*** Opening of Extracted entries ***

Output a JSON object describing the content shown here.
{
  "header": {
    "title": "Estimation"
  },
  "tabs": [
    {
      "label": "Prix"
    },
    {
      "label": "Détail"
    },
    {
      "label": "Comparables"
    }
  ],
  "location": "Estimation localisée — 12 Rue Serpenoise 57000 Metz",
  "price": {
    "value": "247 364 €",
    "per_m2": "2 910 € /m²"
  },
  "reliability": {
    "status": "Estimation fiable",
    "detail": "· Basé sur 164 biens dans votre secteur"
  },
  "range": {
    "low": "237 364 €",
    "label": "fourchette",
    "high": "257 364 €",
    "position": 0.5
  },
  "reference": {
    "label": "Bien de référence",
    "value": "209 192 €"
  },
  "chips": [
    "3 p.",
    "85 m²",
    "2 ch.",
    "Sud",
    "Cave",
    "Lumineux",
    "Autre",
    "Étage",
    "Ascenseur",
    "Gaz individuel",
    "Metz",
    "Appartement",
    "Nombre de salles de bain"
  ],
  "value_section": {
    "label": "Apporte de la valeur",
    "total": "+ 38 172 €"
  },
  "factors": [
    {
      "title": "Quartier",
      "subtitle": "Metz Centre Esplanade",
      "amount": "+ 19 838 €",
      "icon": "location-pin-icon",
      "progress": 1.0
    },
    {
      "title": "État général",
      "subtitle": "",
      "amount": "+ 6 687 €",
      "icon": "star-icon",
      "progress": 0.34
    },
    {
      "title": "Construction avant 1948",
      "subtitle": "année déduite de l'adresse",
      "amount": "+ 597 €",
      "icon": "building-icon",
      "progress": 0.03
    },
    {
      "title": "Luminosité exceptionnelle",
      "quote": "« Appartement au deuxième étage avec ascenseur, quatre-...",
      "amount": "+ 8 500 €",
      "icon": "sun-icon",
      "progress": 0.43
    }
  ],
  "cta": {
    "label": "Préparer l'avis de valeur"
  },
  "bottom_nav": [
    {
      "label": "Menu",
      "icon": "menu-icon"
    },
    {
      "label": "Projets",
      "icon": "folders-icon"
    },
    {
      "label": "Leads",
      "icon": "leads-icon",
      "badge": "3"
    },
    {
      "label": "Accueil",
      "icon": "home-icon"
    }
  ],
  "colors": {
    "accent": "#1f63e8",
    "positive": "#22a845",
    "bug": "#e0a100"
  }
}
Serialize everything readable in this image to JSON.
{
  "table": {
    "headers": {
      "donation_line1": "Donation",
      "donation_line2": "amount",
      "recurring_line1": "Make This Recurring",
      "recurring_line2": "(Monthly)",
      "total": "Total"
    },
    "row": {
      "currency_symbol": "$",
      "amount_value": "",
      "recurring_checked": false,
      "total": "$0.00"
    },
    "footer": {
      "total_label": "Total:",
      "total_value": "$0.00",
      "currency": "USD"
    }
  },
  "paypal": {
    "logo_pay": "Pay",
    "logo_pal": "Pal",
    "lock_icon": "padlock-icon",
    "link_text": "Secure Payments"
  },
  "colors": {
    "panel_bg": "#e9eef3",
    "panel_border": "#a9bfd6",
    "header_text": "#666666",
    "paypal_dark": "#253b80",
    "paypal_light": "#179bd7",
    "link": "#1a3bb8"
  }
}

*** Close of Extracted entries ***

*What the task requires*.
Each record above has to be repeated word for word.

*Solution*.
Output a JSON object describing the content shown here.
{
  "header": {
    "title": "Estimation"
  },
  "tabs": [
    {
      "label": "Prix"
    },
    {
      "label": "Détail"
    },
    {
      "label": "Comparables"
    }
  ],
  "location": "Estimation localisée — 12 Rue Serpenoise 57000 Metz",
  "price": {
    "value": "247 364 €",
    "per_m2": "2 910 € /m²"
  },
  "reliability": {
    "status": "Estimation fiable",
    "detail": "· Basé sur 164 biens dans votre secteur"
  },
  "range": {
    "low": "237 364 €",
    "label": "fourchette",
    "high": "257 364 €",
    "position": 0.5
  },
  "reference": {
    "label": "Bien de référence",
    "value": "209 192 €"
  },
  "chips": [
    "3 p.",
    "85 m²",
    "2 ch.",
    "Sud",
    "Cave",
    "Lumineux",
    "Autre",
    "Étage",
    "Ascenseur",
    "Gaz individuel",
    "Metz",
    "Appartement",
    "Nombre de salles de bain"
  ],
  "value_section": {
    "label": "Apporte de la valeur",
    "total": "+ 38 172 €"
  },
  "factors": [
    {
      "title": "Quartier",
      "subtitle": "Metz Centre Esplanade",
      "amount": "+ 19 838 €",
      "icon": "location-pin-icon",
      "progress": 1.0
    },
    {
      "title": "État général",
      "subtitle": "",
      "amount": "+ 6 687 €",
      "icon": "star-icon",
      "progress": 0.34
    },
    {
      "title": "Construction avant 1948",
      "subtitle": "année déduite de l'adresse",
      "amount": "+ 597 €",
      "icon": "building-icon",
      "progress": 0.03
    },
    {
      "title": "Luminosité exceptionnelle",
      "quote": "« Appartement au deuxième étage avec ascenseur, quatre-...",
      "amount": "+ 8 500 €",
      "icon": "sun-icon",
      "progress": 0.43
    }
  ],
  "cta": {
    "label": "Préparer l'avis de valeur"
  },
  "bottom_nav": [
    {
      "label": "Menu",
      "icon": "menu-icon"
    },
    {
      "label": "Projets",
      "icon": "folders-icon"
    },
    {
      "label": "Leads",
      "icon": "leads-icon",
      "badge": "3"
    },
    {
      "label": "Accueil",
      "icon": "home-icon"
    }
  ],
  "colors": {
    "accent": "#1f63e8",
    "positive": "#22a845",
    "bug": "#e0a100"
  }
}
Serialize everything readable in this image to JSON.
{
  "table": {
    "headers": {
      "donation_line1": "Donation",
      "donation_line2": "amount",
      "recurring_line1": "Make This Recurring",
      "recurring_line2": "(Monthly)",
      "total": "Total"
    },
    "row": {
      "currency_symbol": "$",
      "amount_value": "",
      "recurring_checked": false,
      "total": "$0.00"
    },
    "footer": {
      "total_label": "Total:",
      "total_value": "$0.00",
      "currency": "USD"
    }
  },
  "paypal": {
    "logo_pay": "Pay",
    "logo_pal": "Pal",
    "lock_icon": "padlock-icon",
    "link_text": "Secure Payments"
  },
  "colors": {
    "panel_bg": "#e9eef3",
    "panel_border": "#a9bfd6",
    "header_text": "#666666",
    "paypal_dark": "#253b80",
    "paypal_light": "#179bd7",
    "link": "#1a3bb8"
  }
}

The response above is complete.